Charli XCX’s 2022 hit smashes into the audience like a car crash with eerie siren sounds and stomping that set the scene for junior biomedical engineering major Zack Farnam’s freakishly high falsetto to shine. Still stunned by Farnam’s dolphin-level frequencies, viewers couldn’t help but “(Boom) Clap.”
Following this number, the Chips teased their latest mid-show competition, “Chips Idol.” Based on audience donations, the Chips would perform either Earth, Wind & Fire’s “September” or Boyz II Men’s “It’s So Hard to Say Goodbye.” After intermission and a prompted drum roll, the Chips dove into “September,” which was met with excited dog noises and hollers from the audience. “September” ends on a high note, with a literal high note from DeVore, whose confidence on stage is a testament to his five-year commitment to the Chips.
Through his work with the Chips, DeVore realized that his major shouldn’t be mechanical engineering or computer science, but media study. Not only that, but over the years, DeVore fought off his initial freshman jitters.
“Now it’s kind of the opposite because I know that I’m gonna vibe with everybody. I’m gonna know my music,” DeVore said. “But now it’s me worrying [about my groupmates] as a parental figure.”
The Royal Pitches, an all-female a cappella group, kept the audience occupied with Bruno Mars’ “Runaway Baby,” while the Chips prepared for Queen’s “Crazy Little Thing Called Love.”
As a soloist once again in this number, DeVore was electric. The Chips’ alumni, called to join the current members onstage, were equally remarkable. Despite having left the group some time ago, the former singers fall right back into rhythm, performing in perfect sync with one another.

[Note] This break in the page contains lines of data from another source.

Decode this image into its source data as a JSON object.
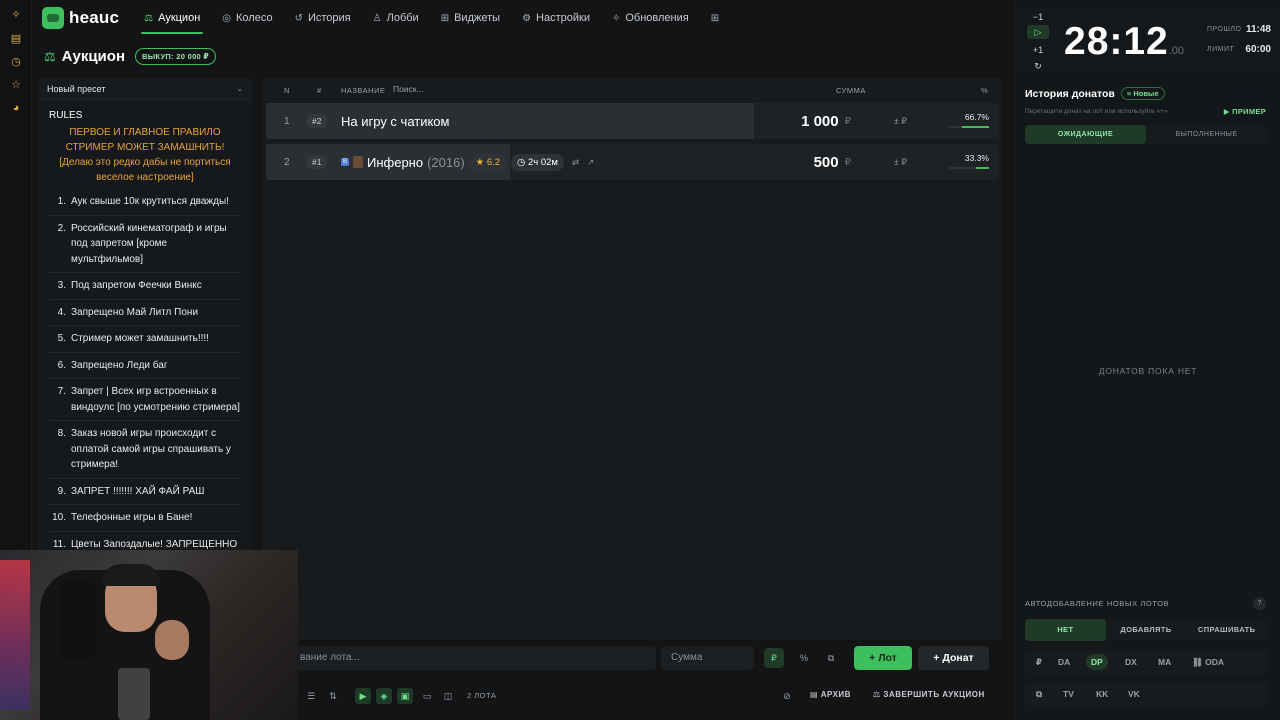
{
  "app": {
    "logo_text": "heauc"
  },
  "nav": [
    {
      "label": "Аукцион",
      "icon": "gavel-icon",
      "glyph": "⚖",
      "active": true
    },
    {
      "label": "Колесо",
      "icon": "wheel-icon",
      "glyph": "◎"
    },
    {
      "label": "История",
      "icon": "history-icon",
      "glyph": "↺"
    },
    {
      "label": "Лобби",
      "icon": "users-icon",
      "glyph": "♙"
    },
    {
      "label": "Виджеты",
      "icon": "widgets-icon",
      "glyph": "⊞"
    },
    {
      "label": "Настройки",
      "icon": "gear-icon",
      "glyph": "⚙"
    },
    {
      "label": "Обновления",
      "icon": "sparkle-icon",
      "glyph": "✧"
    }
  ],
  "header": {
    "title": "Аукцион",
    "buyout": "ВЫКУП: 20 000 ₽"
  },
  "rules_panel": {
    "preset": "Новый пресет",
    "heading": "RULES",
    "warning_line1": "ПЕРВОЕ И ГЛАВНОЕ ПРАВИЛО СТРИМЕР МОЖЕТ ЗАМАШНИТЬ!",
    "warning_line2": "[Делаю это редко дабы не портиться веселое настроение]",
    "items": [
      {
        "num": "1.",
        "text": "Аук свыше 10к крутиться дважды!"
      },
      {
        "num": "2.",
        "text": "Российский кинематограф и игры под запретом [кроме мультфильмов]"
      },
      {
        "num": "3.",
        "text": "Под запретом Феечки Винкс"
      },
      {
        "num": "4.",
        "text": "Запрещено Май Литл Пони"
      },
      {
        "num": "5.",
        "text": "Стример может замашнить!!!!"
      },
      {
        "num": "6.",
        "text": "Запрещено Леди баг"
      },
      {
        "num": "7.",
        "text": "Запрет | Всех игр встроенных в виндоулс [по усмотрению стримера]"
      },
      {
        "num": "8.",
        "text": "Заказ новой игры происходит с оплатой самой игры спрашивать у стримера!"
      },
      {
        "num": "9.",
        "text": "ЗАПРЕТ !!!!!!! ХАЙ ФАЙ РАШ"
      },
      {
        "num": "10.",
        "text": "Телефонные игры в Бане!"
      },
      {
        "num": "11.",
        "text": "Цветы Запоздалые! ЗАПРЕЩЕННО"
      }
    ]
  },
  "table": {
    "headers": {
      "n": "N",
      "hash": "#",
      "name": "НАЗВАНИЕ",
      "search_placeholder": "Поиск...",
      "sum": "СУММА",
      "pct": "%"
    },
    "lots": [
      {
        "n": "1",
        "id": "#2",
        "name": "На игру с чатиком",
        "amount": "1 000",
        "currency": "₽",
        "pm": "± ₽",
        "pct": "66.7%",
        "share": 0.667
      },
      {
        "n": "2",
        "id": "#1",
        "name": "Инферно",
        "year": "(2016)",
        "rating": "★ 6.2",
        "duration": "◷ 2ч 02м",
        "amount": "500",
        "currency": "₽",
        "pm": "± ₽",
        "pct": "33.3%",
        "share": 0.333
      }
    ]
  },
  "addbar": {
    "name_placeholder": "вание лота...",
    "sum_placeholder": "Сумма",
    "mode_rub": "₽",
    "mode_pct": "%",
    "add_lot": "+ Лот",
    "add_donation": "+ Донат"
  },
  "statusbar": {
    "lots_count": "2 ЛОТА",
    "archive": "АРХИВ",
    "finish": "ЗАВЕРШИТЬ АУКЦИОН"
  },
  "timer": {
    "minus": "−1",
    "plus": "+1",
    "value": "28:12",
    "ms": ".00",
    "elapsed_label": "ПРОШЛО",
    "elapsed": "11:48",
    "limit_label": "ЛИМИТ",
    "limit": "60:00"
  },
  "donations": {
    "title": "История донатов",
    "new_badge": "≡ Новые",
    "hint": "Перетащите донат на лот или используйте «+»",
    "example": "▶ ПРИМЕР",
    "tab_waiting": "ОЖИДАЮЩИЕ",
    "tab_done": "ВЫПОЛНЕННЫЕ",
    "empty": "ДОНАТОВ ПОКА НЕТ"
  },
  "auto_add": {
    "title": "АВТОДОБАВЛЕНИЕ НОВЫХ ЛОТОВ",
    "help": "?",
    "opt_no": "НЕТ",
    "opt_add": "ДОБАВЛЯТЬ",
    "opt_ask": "СПРАШИВАТЬ"
  },
  "services_row1": [
    "₽",
    "DA",
    "DP",
    "DX",
    "MA",
    "ODA"
  ],
  "services_row2": [
    "⧉",
    "TV",
    "KK",
    "VK"
  ],
  "colors": {
    "accent": "#3cbf5c",
    "bg": "#121416",
    "panel": "#181b1e",
    "warning": "#e8a23c"
  }
}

Adam Rakiecki, Chips alumni and mechanical engineering graduate of the Class of ‘22, said the culture of brotherhood is what makes the group so close-knit.

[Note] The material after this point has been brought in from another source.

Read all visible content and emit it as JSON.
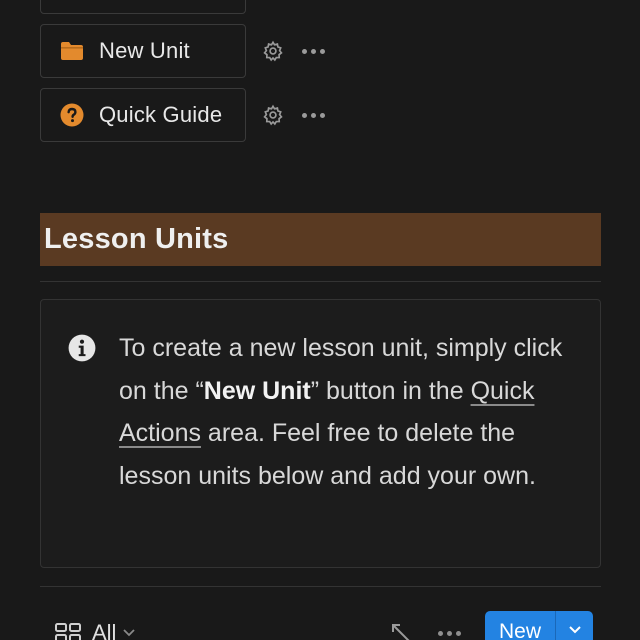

“It’s just the friendships that we make in the group while we’re here,” Rakiecki said. “It’s just really solid and strong and we prioritize keeping that together, making sure we see each other… you don’t want to let that go after you graduate.”

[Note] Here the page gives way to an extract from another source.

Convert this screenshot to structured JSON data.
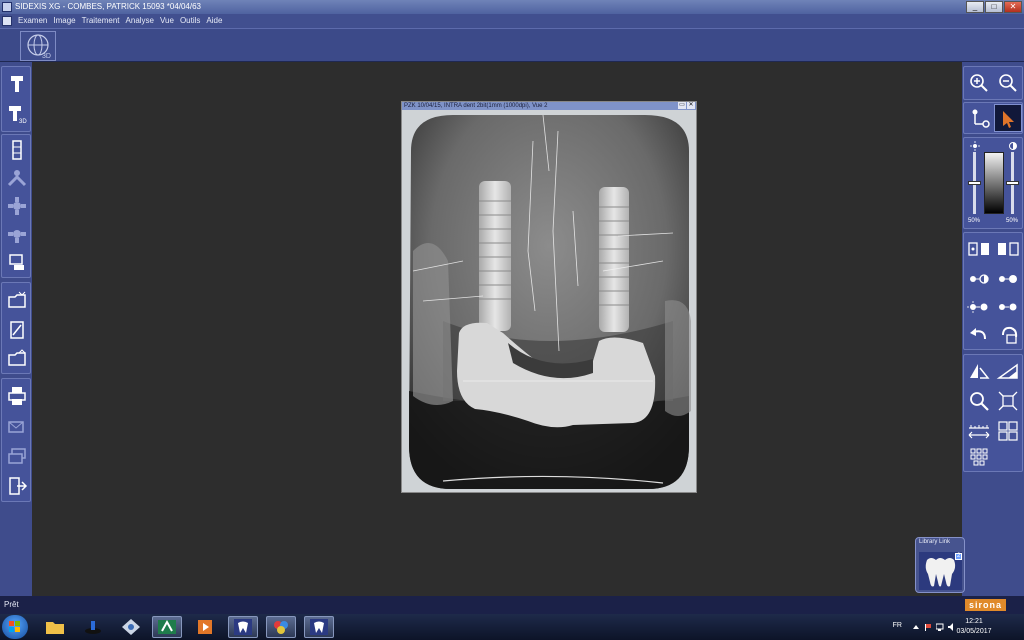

To wrap up the show, junior theater performance major and assistant music director John DellaContrada and freshman musical theatre major Dylan Saglian channeled rockstar realness with Cheap Trick’s “The Flame.” Saglian’s growly, punchy vocals and DellaContrada’s clean but powerful sound create a perfect storm. From their “Burnin’ Up” opener to their “The Flame” closer, the Chips were sensational — on fire, some might say.
The Chips exited, but only briefly. Joined by their a cappella contemporaries, the Enchords and Royal Pitches, the Chips brought it home with the unfiltered childhood joy of “Gitchee Gitchee Goo” from Disney’s “Phineas and Ferb.” Newbie Chip, freshman biomedical science major Jaden Lombardo, shined as the soloist.
“I sing my first solo later tonight,” Lombardo explained to The Spectrum before the Chips took the stage. “It’s supposed to be a secret, but I’ll tell you because I’m being interviewed. And I’m extremely nervous.
“[But] when I get up there, I think once I see all the people and I start singing that I’ll be able to perform. It’s just right now I’m very nervous about it. Don’t tell anybody I told you about that though,” Lombardo said with a laugh.
Fortunately, Lombardo, like DeVore, had nothing to fret about. Both Chips, whether seasoned or brand new, get the jitters.
But Lombardo says it’s worth the nerves.
“I’m just excited to be out there with those guys because I’ve built such a good relationship with all of them that it’s fun to perform with them because we have been like a brotherhood,” Lombardo said. “I’m very grateful to be part of this group. I think it’s helped me get through college because the curriculum that I am doing is quite hard and I find music as an escape for myself.”
Alex Novak is arts editor and can be reached at firstname.lastname@example.org
Alex Novak is a senior arts editor at The Spectrum.